Nalongo Muzaala Bana (the twin mother that produces quadruples) is what Mariam Nabatanzi Babirye goes by where she resides in Kabimbiri village, Mukono District in Uganda.
At 37, Nabatanzi has 38 children whom she has delivered from home except the last born who is four months old.
She was delivered by caesarean section. Among her children are six sets of twins, four sets of triplets, three sets of quadruples and single births.
Ten of these are girls and the rest are boys. The oldest is 23 years old while the youngest four months.
She was married off at 12 years of age after surviving death; allegedly at her stepmother’s hands who apparently pounded glass and mixed it in the food she gave Nabatanzi and her four siblings.
Fortunately, she was away unlike her siblings who ate the food and died on the spot.
In 1993, she was married off to a 40-year-old man.
“I did not know I was being married off. People came home and brought things for my father,” she recalls.
Being only a young girl, she found marriage a difficult task in the new family.
In 1994, when she was 13, Nabatanzi gave birth to twins.
Two years later, she gave birth to triplets and a year and seven months after that added a set of quadruplets.
This, she says, was nothing strange to her because she had seen it before in her lineage.
“My father gave birth to 45 children with different women and these all came in quintuplets, quadruples, twins and triplets,” she says.
Indeed, Dr Charles Kiggundu, a gynecologist at Mulago Hospital and President of gynaecologists and obstetricians in Uganda, says it is very possible for Nabatanzi to have taken after her father.
“Her case is genetic predisposition to hyper-ovulate (releasing multiple eggs in one cycle), which significantly increases the chance of having multiples; it is always genetic,” he explains.
By her sixth delivery, Nabatanzi had had 18 children and wanted to stop, so, she went to see a doctor at Namaliili Hospital.
The doctor told Nabatanzi that she could not be stopped then because she had a high ovary count, which would eventually kill her if she stopped.
“Having these unfertilised eggs accumulate poses not only a threat to destroy the reproductive system but can also make the woman lose their lives,” Dr Ahmed Kikomeko from Kawempe General Hospital explains.

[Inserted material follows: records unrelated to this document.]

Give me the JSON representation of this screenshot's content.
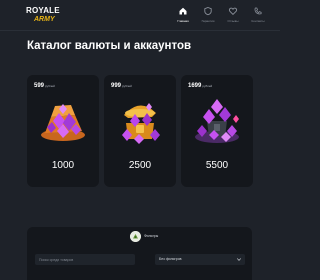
{
  "header": {
    "logo_top": "ROYALE",
    "logo_bottom": "ARMY",
    "nav": [
      {
        "label": "Главная",
        "icon": "home-icon",
        "active": true
      },
      {
        "label": "Гарантии",
        "icon": "shield-icon",
        "active": false
      },
      {
        "label": "Отзывы",
        "icon": "heart-icon",
        "active": false
      },
      {
        "label": "Контакты",
        "icon": "contacts-icon",
        "active": false
      }
    ]
  },
  "main": {
    "title": "Каталог валюты и аккаунтов",
    "cards": [
      {
        "price": "599",
        "currency": "рублей",
        "amount": "1000",
        "art_icon": "purple-gems-orange-box-icon"
      },
      {
        "price": "999",
        "currency": "рублей",
        "amount": "2500",
        "art_icon": "gold-chest-purple-gems-icon"
      },
      {
        "price": "1699",
        "currency": "рублей",
        "amount": "5500",
        "art_icon": "purple-gem-pile-icon"
      }
    ]
  },
  "filters": {
    "label": "Фильтры",
    "icon": "filter-emblem-icon",
    "search_placeholder": "Поиск среди товаров",
    "select_value": "Без фильтров"
  },
  "colors": {
    "background": "#1e2229",
    "card": "#14171c",
    "accent": "#e8b416",
    "gem_purple": "#b042e8"
  }
}
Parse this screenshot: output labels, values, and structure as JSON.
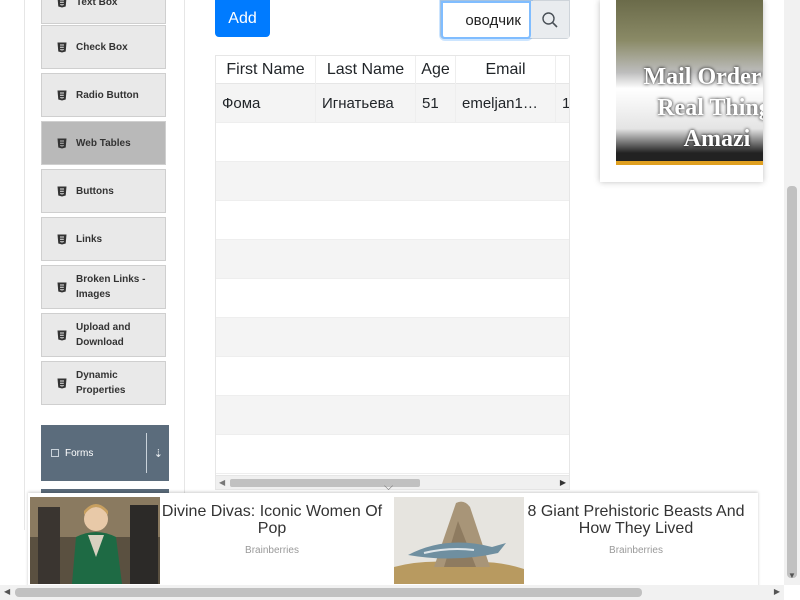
{
  "sidebar": {
    "items": [
      {
        "label": "Text Box"
      },
      {
        "label": "Check Box"
      },
      {
        "label": "Radio Button"
      },
      {
        "label": "Web Tables",
        "active": true
      },
      {
        "label": "Buttons"
      },
      {
        "label": "Links"
      },
      {
        "label": "Broken Links - Images"
      },
      {
        "label": "Upload and Download"
      },
      {
        "label": "Dynamic Properties"
      }
    ],
    "forms_group": "Forms"
  },
  "toolbar": {
    "add_label": "Add",
    "search_value": "оводчик"
  },
  "table": {
    "headers": [
      "First Name",
      "Last Name",
      "Age",
      "Email",
      ""
    ],
    "rows": [
      [
        "Фома",
        "Игнатьева",
        "51",
        "emeljan1…",
        "1"
      ]
    ]
  },
  "ad_right": {
    "lines": [
      "Mail Order W",
      "Real Thing,",
      "Amazi"
    ]
  },
  "bottom_ads": [
    {
      "title": "Divine Divas: Iconic Women Of Pop",
      "source": "Brainberries"
    },
    {
      "title": "8 Giant Prehistoric Beasts And How They Lived",
      "source": "Brainberries"
    }
  ],
  "colors": {
    "accent": "#007bff",
    "menu_bg": "#e9e9e9",
    "menu_active": "#b9b9b9",
    "group_bg": "#5b6c7c"
  }
}
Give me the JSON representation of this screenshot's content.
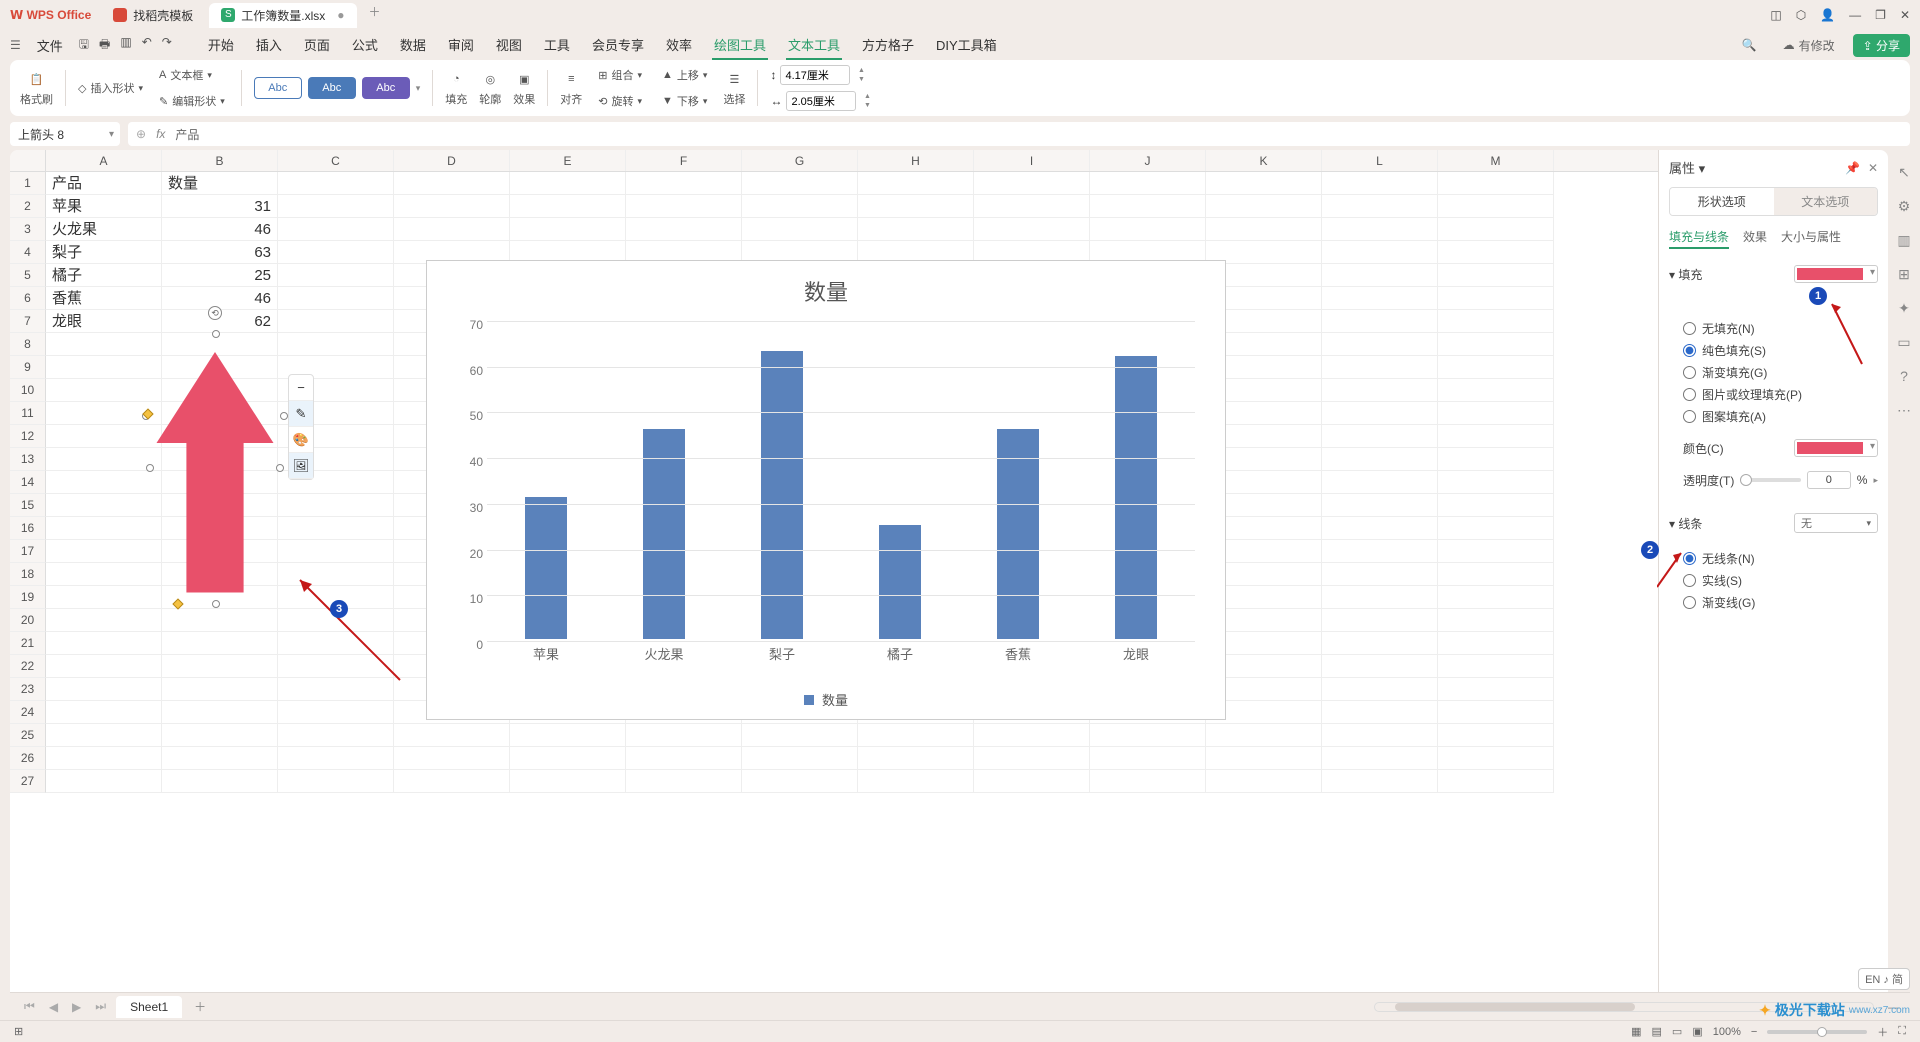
{
  "titlebar": {
    "app_name": "WPS Office",
    "tabs": [
      {
        "label": "找稻壳模板",
        "icon_color": "#d84a3a"
      },
      {
        "label": "工作簿数量.xlsx",
        "icon_color": "#2fa86d",
        "active": true
      }
    ]
  },
  "menubar": {
    "file_label": "文件",
    "menus": [
      "开始",
      "插入",
      "页面",
      "公式",
      "数据",
      "审阅",
      "视图",
      "工具",
      "会员专享",
      "效率",
      "绘图工具",
      "文本工具",
      "方方格子",
      "DIY工具箱"
    ],
    "active_indexes": [
      10,
      11
    ],
    "cloud_label": "有修改",
    "share_label": "分享"
  },
  "ribbon": {
    "format_painter": "格式刷",
    "insert_shape": "插入形状",
    "text_box": "文本框",
    "edit_shape": "编辑形状",
    "style_label": "Abc",
    "fill": "填充",
    "outline": "轮廓",
    "effects": "效果",
    "align": "对齐",
    "group": "组合",
    "rotate": "旋转",
    "move_up": "上移",
    "move_down": "下移",
    "selection": "选择",
    "height_val": "4.17厘米",
    "width_val": "2.05厘米"
  },
  "name_box": "上箭头 8",
  "formula_val": "产品",
  "columns": [
    "A",
    "B",
    "C",
    "D",
    "E",
    "F",
    "G",
    "H",
    "I",
    "J",
    "K",
    "L",
    "M"
  ],
  "row_count": 27,
  "cells": {
    "A1": "产品",
    "B1": "数量",
    "A2": "苹果",
    "B2": "31",
    "A3": "火龙果",
    "B3": "46",
    "A4": "梨子",
    "B4": "63",
    "A5": "橘子",
    "B5": "25",
    "A6": "香蕉",
    "B6": "46",
    "A7": "龙眼",
    "B7": "62"
  },
  "chart_data": {
    "type": "bar",
    "title": "数量",
    "categories": [
      "苹果",
      "火龙果",
      "梨子",
      "橘子",
      "香蕉",
      "龙眼"
    ],
    "values": [
      31,
      46,
      63,
      25,
      46,
      62
    ],
    "ylim": [
      0,
      70
    ],
    "yticks": [
      0,
      10,
      20,
      30,
      40,
      50,
      60,
      70
    ],
    "legend": "数量"
  },
  "properties_panel": {
    "title": "属性",
    "tab_shape": "形状选项",
    "tab_text": "文本选项",
    "subtab_fill": "填充与线条",
    "subtab_effect": "效果",
    "subtab_size": "大小与属性",
    "fill_section": "填充",
    "fill_options": [
      "无填充(N)",
      "纯色填充(S)",
      "渐变填充(G)",
      "图片或纹理填充(P)",
      "图案填充(A)"
    ],
    "fill_selected": 1,
    "color_label": "颜色(C)",
    "fill_color": "#e8506a",
    "transparency_label": "透明度(T)",
    "transparency_value": "0",
    "transparency_unit": "%",
    "line_section": "线条",
    "line_style": "无",
    "line_options": [
      "无线条(N)",
      "实线(S)",
      "渐变线(G)"
    ],
    "line_selected": 0
  },
  "sheet_tabs": {
    "active": "Sheet1"
  },
  "status_bar": {
    "lang": "EN ♪ 简",
    "zoom": "100%"
  },
  "watermark": {
    "name": "极光下载站",
    "url": "www.xz7.com"
  },
  "annotations": {
    "n1": "1",
    "n2": "2",
    "n3": "3"
  }
}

“I was advised to keep producing since putting this on hold would mean death,” she explains.
Full story: nation.co.ke